• _Exercise details_:
Repeat the data exactly, so that every line matches the original.

[Data extracted from a collection]
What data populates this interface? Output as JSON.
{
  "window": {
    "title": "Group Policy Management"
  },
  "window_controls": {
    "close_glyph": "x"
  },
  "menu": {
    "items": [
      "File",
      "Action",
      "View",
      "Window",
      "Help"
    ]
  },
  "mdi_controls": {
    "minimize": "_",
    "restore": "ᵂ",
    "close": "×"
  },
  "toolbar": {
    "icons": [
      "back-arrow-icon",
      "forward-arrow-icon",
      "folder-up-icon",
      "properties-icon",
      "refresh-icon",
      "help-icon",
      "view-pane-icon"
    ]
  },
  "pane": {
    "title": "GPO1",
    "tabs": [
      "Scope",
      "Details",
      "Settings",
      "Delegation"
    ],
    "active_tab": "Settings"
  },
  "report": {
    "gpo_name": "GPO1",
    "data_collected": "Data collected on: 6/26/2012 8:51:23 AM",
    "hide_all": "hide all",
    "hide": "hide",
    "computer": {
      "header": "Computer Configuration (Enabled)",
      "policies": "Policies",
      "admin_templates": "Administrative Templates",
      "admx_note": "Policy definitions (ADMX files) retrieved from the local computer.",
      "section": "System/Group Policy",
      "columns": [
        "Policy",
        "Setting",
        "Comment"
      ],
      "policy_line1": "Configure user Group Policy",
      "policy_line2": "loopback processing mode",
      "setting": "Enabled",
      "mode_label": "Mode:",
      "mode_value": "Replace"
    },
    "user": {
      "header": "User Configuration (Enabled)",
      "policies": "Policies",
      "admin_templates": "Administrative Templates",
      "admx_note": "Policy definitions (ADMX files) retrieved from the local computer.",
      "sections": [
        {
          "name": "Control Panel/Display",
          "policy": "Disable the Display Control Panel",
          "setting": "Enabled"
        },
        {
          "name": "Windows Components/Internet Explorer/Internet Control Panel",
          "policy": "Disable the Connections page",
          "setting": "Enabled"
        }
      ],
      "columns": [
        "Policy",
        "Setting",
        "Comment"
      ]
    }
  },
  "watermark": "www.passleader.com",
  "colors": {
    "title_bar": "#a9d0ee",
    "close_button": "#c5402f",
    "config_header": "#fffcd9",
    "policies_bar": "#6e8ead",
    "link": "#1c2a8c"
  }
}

• _Reply to the exercise_:
What data populates this interface? Output as JSON.
{
  "window": {
    "title": "Group Policy Management"
  },
  "window_controls": {
    "close_glyph": "x"
  },
  "menu": {
    "items": [
      "File",
      "Action",
      "View",
      "Window",
      "Help"
    ]
  },
  "mdi_controls": {
    "minimize": "_",
    "restore": "ᵂ",
    "close": "×"
  },
  "toolbar": {
    "icons": [
      "back-arrow-icon",
      "forward-arrow-icon",
      "folder-up-icon",
      "properties-icon",
      "refresh-icon",
      "help-icon",
      "view-pane-icon"
    ]
  },
  "pane": {
    "title": "GPO1",
    "tabs": [
      "Scope",
      "Details",
      "Settings",
      "Delegation"
    ],
    "active_tab": "Settings"
  },
  "report": {
    "gpo_name": "GPO1",
    "data_collected": "Data collected on: 6/26/2012 8:51:23 AM",
    "hide_all": "hide all",
    "hide": "hide",
    "computer": {
      "header": "Computer Configuration (Enabled)",
      "policies": "Policies",
      "admin_templates": "Administrative Templates",
      "admx_note": "Policy definitions (ADMX files) retrieved from the local computer.",
      "section": "System/Group Policy",
      "columns": [
        "Policy",
        "Setting",
        "Comment"
      ],
      "policy_line1": "Configure user Group Policy",
      "policy_line2": "loopback processing mode",
      "setting": "Enabled",
      "mode_label": "Mode:",
      "mode_value": "Replace"
    },
    "user": {
      "header": "User Configuration (Enabled)",
      "policies": "Policies",
      "admin_templates": "Administrative Templates",
      "admx_note": "Policy definitions (ADMX files) retrieved from the local computer.",
      "sections": [
        {
          "name": "Control Panel/Display",
          "policy": "Disable the Display Control Panel",
          "setting": "Enabled"
        },
        {
          "name": "Windows Components/Internet Explorer/Internet Control Panel",
          "policy": "Disable the Connections page",
          "setting": "Enabled"
        }
      ],
      "columns": [
        "Policy",
        "Setting",
        "Comment"
      ]
    }
  },
  "watermark": "www.passleader.com",
  "colors": {
    "title_bar": "#a9d0ee",
    "close_button": "#c5402f",
    "config_header": "#fffcd9",
    "policies_bar": "#6e8ead",
    "link": "#1c2a8c"
  }
}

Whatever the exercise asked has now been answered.